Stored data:
"""

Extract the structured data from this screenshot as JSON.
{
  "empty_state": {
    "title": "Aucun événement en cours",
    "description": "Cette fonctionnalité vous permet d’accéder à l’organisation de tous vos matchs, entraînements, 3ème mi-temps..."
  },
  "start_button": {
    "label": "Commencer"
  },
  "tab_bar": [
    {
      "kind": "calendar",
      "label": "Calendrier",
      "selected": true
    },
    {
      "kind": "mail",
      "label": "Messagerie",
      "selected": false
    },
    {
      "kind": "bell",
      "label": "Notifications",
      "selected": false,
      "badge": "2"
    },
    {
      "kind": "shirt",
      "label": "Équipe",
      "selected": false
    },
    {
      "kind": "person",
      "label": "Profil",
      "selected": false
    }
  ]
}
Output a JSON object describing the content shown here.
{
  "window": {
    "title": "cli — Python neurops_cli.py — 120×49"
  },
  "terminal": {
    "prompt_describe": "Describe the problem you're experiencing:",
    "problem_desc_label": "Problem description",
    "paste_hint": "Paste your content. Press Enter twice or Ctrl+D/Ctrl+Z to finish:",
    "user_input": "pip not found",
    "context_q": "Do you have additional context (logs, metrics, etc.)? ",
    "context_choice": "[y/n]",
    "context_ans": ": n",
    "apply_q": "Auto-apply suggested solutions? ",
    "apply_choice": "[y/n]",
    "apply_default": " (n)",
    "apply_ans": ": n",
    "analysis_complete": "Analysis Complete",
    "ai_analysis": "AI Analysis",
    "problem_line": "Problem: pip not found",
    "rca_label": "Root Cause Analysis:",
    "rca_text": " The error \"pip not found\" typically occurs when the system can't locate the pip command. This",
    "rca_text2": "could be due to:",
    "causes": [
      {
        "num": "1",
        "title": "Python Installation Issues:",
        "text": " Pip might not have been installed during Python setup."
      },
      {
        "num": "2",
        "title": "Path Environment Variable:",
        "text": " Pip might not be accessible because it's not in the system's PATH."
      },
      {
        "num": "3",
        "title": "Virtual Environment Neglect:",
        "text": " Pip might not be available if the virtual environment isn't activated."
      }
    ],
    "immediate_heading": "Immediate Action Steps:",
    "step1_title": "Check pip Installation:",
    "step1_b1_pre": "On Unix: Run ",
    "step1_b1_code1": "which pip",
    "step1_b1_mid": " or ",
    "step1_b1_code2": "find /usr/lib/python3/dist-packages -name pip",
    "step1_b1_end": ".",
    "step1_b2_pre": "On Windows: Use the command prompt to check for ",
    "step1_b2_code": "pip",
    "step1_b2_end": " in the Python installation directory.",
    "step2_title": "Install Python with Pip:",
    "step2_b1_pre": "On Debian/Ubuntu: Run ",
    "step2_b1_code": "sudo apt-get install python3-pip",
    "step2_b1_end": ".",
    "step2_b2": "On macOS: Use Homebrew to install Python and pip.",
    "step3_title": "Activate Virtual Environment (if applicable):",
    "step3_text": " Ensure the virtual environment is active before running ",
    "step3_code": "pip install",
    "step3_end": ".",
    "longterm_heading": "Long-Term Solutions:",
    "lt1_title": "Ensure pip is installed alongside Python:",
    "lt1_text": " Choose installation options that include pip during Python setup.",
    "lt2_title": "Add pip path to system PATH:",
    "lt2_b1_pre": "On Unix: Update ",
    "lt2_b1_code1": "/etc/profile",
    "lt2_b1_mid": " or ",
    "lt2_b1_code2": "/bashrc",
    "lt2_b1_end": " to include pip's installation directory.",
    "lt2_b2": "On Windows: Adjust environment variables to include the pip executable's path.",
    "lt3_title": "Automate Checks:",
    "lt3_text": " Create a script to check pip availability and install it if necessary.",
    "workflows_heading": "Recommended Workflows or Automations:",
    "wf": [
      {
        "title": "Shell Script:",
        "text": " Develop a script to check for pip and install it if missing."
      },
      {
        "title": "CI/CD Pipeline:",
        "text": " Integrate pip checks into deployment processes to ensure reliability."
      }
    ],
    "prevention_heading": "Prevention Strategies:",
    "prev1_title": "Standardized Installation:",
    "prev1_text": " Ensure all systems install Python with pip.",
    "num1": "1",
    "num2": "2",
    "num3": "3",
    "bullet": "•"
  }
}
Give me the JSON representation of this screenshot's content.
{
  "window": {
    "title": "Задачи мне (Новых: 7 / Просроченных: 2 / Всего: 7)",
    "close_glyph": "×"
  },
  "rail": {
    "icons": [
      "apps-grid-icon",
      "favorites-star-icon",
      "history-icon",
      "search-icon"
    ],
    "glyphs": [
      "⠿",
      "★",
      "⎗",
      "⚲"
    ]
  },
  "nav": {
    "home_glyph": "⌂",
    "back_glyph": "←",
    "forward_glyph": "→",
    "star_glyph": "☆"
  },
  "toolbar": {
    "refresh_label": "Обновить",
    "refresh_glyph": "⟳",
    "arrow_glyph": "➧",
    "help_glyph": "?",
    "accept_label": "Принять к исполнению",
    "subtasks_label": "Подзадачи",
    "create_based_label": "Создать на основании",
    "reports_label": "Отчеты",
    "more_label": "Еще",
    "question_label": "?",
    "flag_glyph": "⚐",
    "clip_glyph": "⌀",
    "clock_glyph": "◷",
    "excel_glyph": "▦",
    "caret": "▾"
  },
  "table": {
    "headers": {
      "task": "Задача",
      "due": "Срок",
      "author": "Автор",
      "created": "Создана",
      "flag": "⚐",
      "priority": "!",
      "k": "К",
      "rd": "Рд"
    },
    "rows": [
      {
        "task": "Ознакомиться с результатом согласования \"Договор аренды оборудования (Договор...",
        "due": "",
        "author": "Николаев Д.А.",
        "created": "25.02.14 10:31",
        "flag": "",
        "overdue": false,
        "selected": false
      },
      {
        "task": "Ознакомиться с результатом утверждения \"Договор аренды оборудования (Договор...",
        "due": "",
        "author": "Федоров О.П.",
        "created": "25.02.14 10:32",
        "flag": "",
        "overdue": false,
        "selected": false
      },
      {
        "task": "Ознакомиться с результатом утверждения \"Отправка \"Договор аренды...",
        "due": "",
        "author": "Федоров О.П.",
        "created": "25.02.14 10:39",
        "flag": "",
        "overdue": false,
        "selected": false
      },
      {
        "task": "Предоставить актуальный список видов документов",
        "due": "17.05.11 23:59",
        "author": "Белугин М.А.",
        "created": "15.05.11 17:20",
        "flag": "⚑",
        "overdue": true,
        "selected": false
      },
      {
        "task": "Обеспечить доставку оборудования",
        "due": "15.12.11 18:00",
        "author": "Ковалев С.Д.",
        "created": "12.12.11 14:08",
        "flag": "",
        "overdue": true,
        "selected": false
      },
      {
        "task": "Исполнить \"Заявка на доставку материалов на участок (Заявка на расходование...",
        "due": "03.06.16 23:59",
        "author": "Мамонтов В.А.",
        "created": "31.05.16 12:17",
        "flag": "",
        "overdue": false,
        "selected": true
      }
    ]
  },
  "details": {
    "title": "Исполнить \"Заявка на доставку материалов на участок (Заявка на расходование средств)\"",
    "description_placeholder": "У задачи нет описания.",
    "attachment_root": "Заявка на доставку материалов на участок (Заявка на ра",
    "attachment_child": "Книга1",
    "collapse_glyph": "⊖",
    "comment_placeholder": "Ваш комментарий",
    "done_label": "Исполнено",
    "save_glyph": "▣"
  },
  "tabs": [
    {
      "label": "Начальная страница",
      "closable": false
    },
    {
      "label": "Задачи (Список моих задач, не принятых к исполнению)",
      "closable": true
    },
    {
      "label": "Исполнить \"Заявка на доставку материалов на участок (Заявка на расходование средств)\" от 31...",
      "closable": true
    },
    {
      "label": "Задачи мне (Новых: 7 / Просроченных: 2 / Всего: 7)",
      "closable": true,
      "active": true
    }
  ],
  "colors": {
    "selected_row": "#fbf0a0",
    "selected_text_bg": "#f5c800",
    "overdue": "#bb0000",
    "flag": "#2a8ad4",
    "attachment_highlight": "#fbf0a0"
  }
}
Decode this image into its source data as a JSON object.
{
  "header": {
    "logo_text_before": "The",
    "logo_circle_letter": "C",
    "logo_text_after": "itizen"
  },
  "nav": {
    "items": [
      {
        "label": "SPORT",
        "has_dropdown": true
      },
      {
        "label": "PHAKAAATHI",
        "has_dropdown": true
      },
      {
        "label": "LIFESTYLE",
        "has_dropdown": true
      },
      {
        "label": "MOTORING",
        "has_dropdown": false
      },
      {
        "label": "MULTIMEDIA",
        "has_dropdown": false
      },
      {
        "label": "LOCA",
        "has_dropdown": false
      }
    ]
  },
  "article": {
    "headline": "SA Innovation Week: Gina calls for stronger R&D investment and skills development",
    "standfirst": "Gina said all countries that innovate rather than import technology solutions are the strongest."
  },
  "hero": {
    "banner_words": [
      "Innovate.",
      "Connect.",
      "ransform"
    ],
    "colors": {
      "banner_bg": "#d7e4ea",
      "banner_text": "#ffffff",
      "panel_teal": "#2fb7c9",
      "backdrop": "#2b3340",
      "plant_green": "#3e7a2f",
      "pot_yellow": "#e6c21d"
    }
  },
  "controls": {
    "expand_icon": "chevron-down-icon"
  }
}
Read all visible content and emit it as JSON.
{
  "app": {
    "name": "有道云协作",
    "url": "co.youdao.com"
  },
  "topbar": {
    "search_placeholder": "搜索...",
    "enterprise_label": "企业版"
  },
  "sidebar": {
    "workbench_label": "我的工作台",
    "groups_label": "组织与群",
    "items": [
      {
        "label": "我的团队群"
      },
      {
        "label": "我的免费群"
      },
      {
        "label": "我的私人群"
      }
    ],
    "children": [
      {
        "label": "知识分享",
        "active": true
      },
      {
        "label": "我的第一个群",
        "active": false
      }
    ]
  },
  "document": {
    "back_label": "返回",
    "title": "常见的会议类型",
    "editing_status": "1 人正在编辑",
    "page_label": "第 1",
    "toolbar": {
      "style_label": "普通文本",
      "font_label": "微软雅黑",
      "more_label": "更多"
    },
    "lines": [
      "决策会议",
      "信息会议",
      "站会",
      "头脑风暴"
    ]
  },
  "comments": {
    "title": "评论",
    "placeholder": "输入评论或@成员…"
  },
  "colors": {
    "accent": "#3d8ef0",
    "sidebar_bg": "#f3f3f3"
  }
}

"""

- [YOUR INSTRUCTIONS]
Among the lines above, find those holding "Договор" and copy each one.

- [EXERCISE SOLUTION]
        "task": "Ознакомиться с результатом согласования \"Договор аренды оборудования (Договор...",
        "task": "Ознакомиться с результатом утверждения \"Договор аренды оборудования (Договор...",
        "task": "Ознакомиться с результатом утверждения \"Отправка \"Договор аренды...",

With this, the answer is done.